Drop all images. Then write out each line below exactly as given.
◇ ◇ ◇ ◇
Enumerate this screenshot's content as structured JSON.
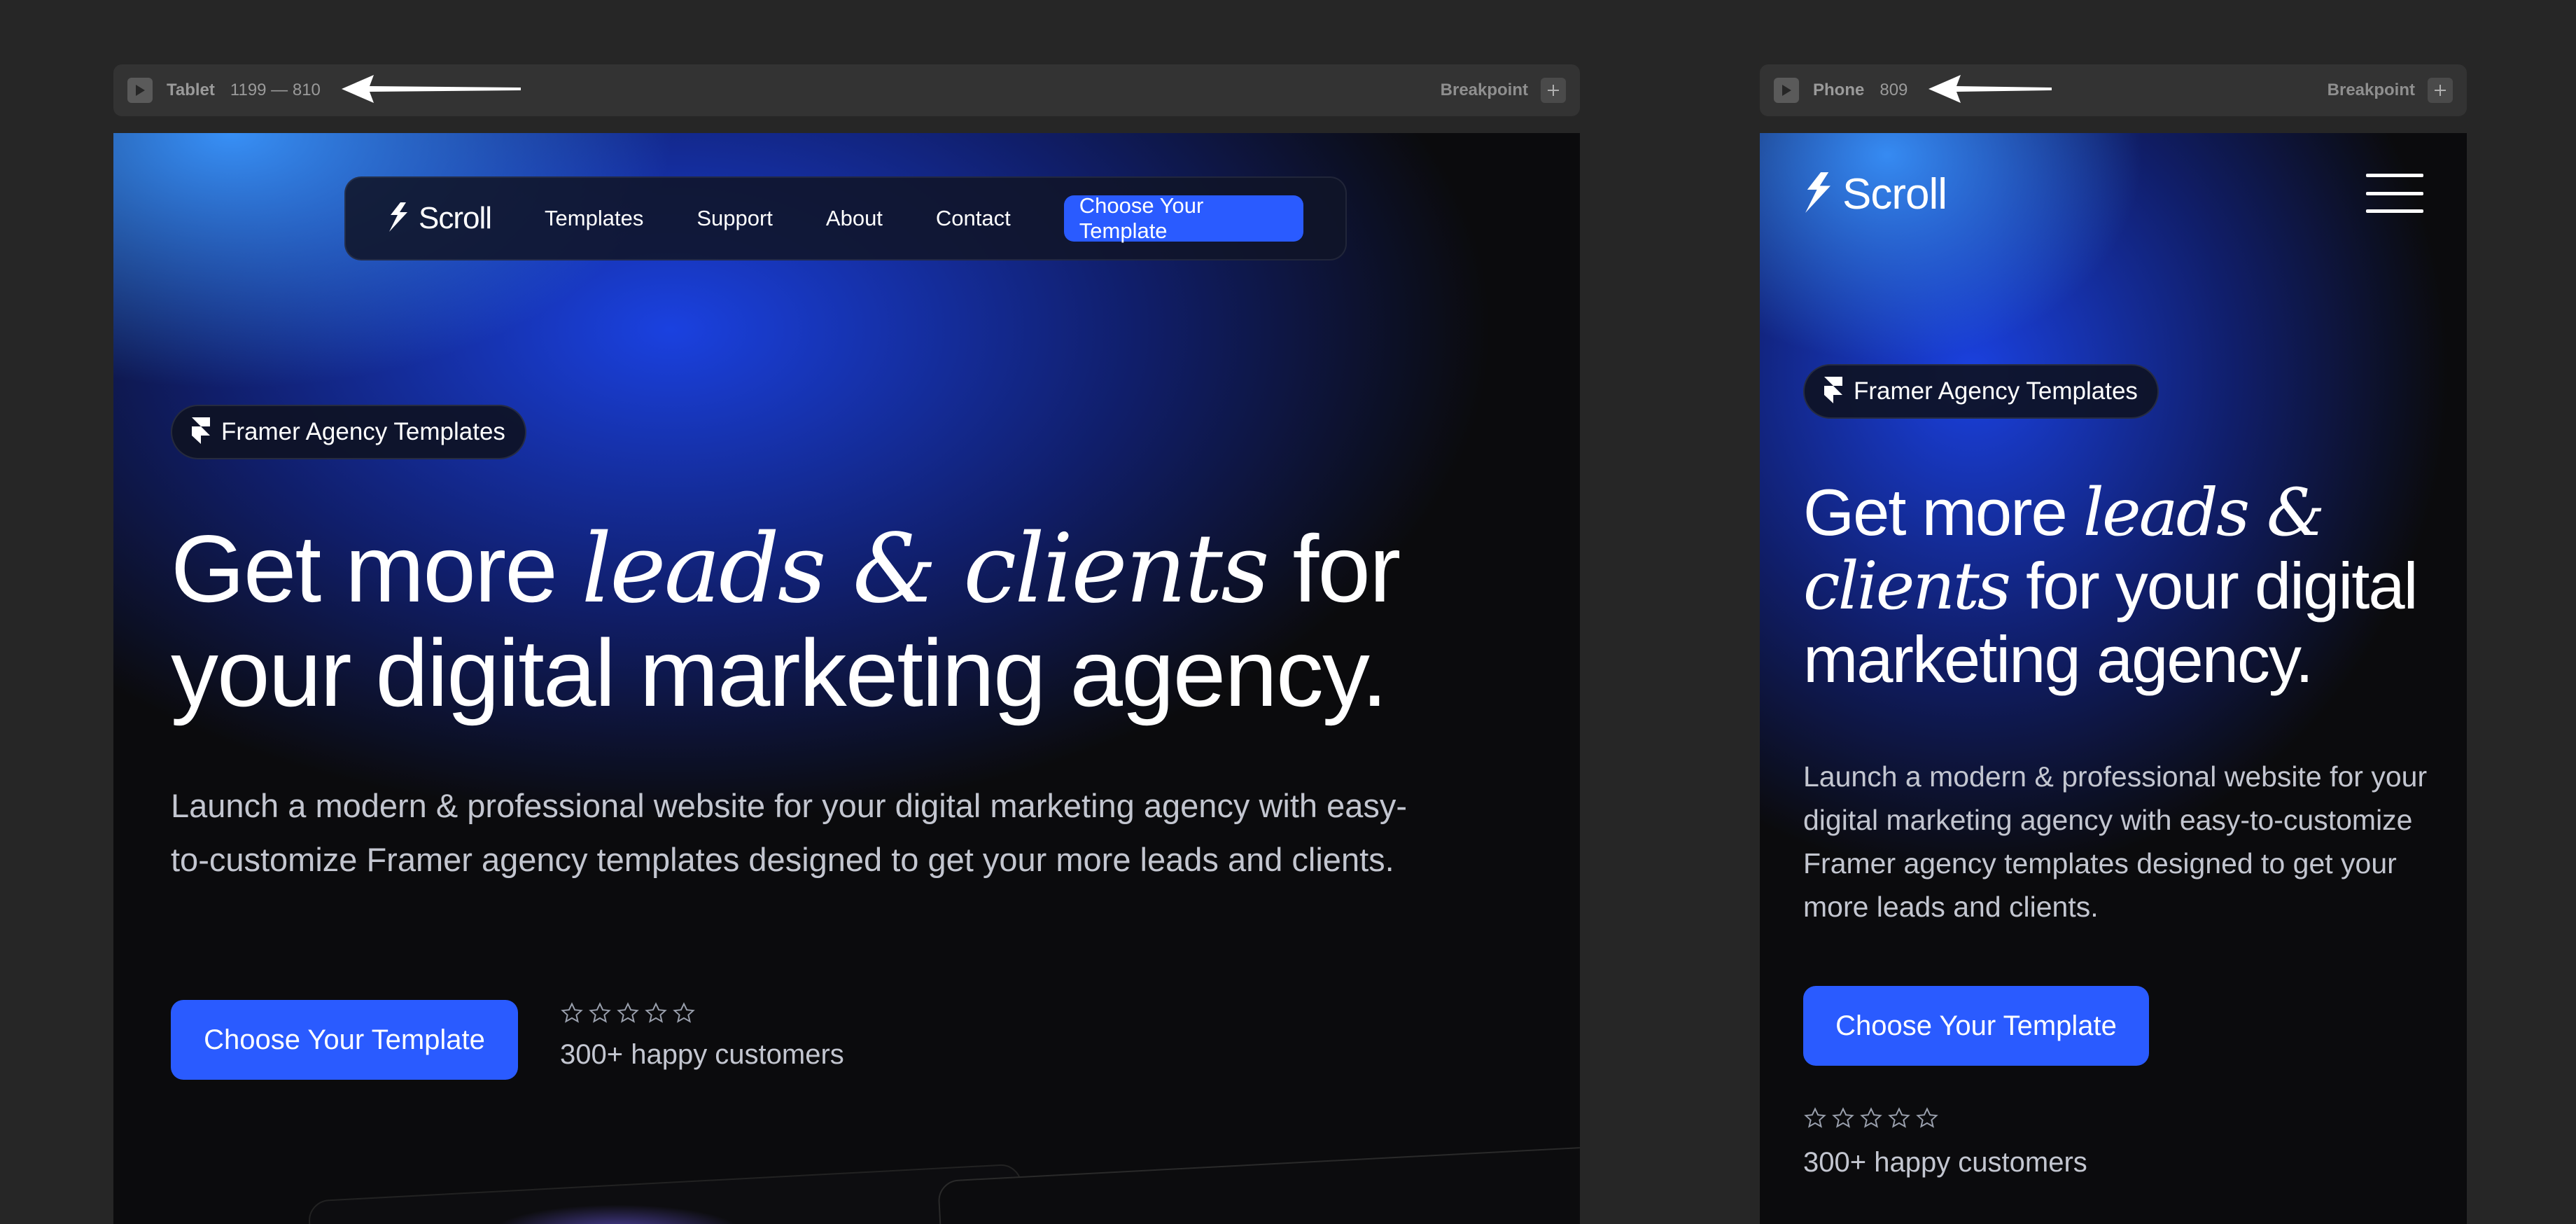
{
  "tablet_bar": {
    "name": "Tablet",
    "range": "1199 — 810",
    "breakpoint_label": "Breakpoint"
  },
  "phone_bar": {
    "name": "Phone",
    "range": "809",
    "breakpoint_label": "Breakpoint"
  },
  "brand": {
    "name": "Scroll"
  },
  "nav": {
    "links": [
      "Templates",
      "Support",
      "About",
      "Contact"
    ],
    "cta": "Choose Your Template"
  },
  "hero": {
    "badge": "Framer Agency Templates",
    "headline_pre": "Get more ",
    "headline_italic": "leads & clients",
    "headline_post": " for your digital marketing agency.",
    "subtext": "Launch a modern & professional website for your digital marketing agency with easy-to-customize Framer agency templates designed to get your more leads and clients.",
    "cta": "Choose Your Template",
    "rating_stars": 5,
    "customers": "300+ happy customers"
  },
  "colors": {
    "accent": "#2a5bff",
    "background": "#0b0b0d",
    "canvas": "#262626"
  },
  "icons": {
    "play": "play-icon",
    "add": "plus-icon",
    "logo": "bolt-icon",
    "badge": "framer-icon",
    "menu": "hamburger-icon",
    "star": "star-outline-icon"
  }
}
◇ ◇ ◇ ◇
## SOLUTION FOR THIS PROBLEM
Enumerate this screenshot's content as structured JSON.
{
  "tablet_bar": {
    "name": "Tablet",
    "range": "1199 — 810",
    "breakpoint_label": "Breakpoint"
  },
  "phone_bar": {
    "name": "Phone",
    "range": "809",
    "breakpoint_label": "Breakpoint"
  },
  "brand": {
    "name": "Scroll"
  },
  "nav": {
    "links": [
      "Templates",
      "Support",
      "About",
      "Contact"
    ],
    "cta": "Choose Your Template"
  },
  "hero": {
    "badge": "Framer Agency Templates",
    "headline_pre": "Get more ",
    "headline_italic": "leads & clients",
    "headline_post": " for your digital marketing agency.",
    "subtext": "Launch a modern & professional website for your digital marketing agency with easy-to-customize Framer agency templates designed to get your more leads and clients.",
    "cta": "Choose Your Template",
    "rating_stars": 5,
    "customers": "300+ happy customers"
  },
  "colors": {
    "accent": "#2a5bff",
    "background": "#0b0b0d",
    "canvas": "#262626"
  },
  "icons": {
    "play": "play-icon",
    "add": "plus-icon",
    "logo": "bolt-icon",
    "badge": "framer-icon",
    "menu": "hamburger-icon",
    "star": "star-outline-icon"
  }
}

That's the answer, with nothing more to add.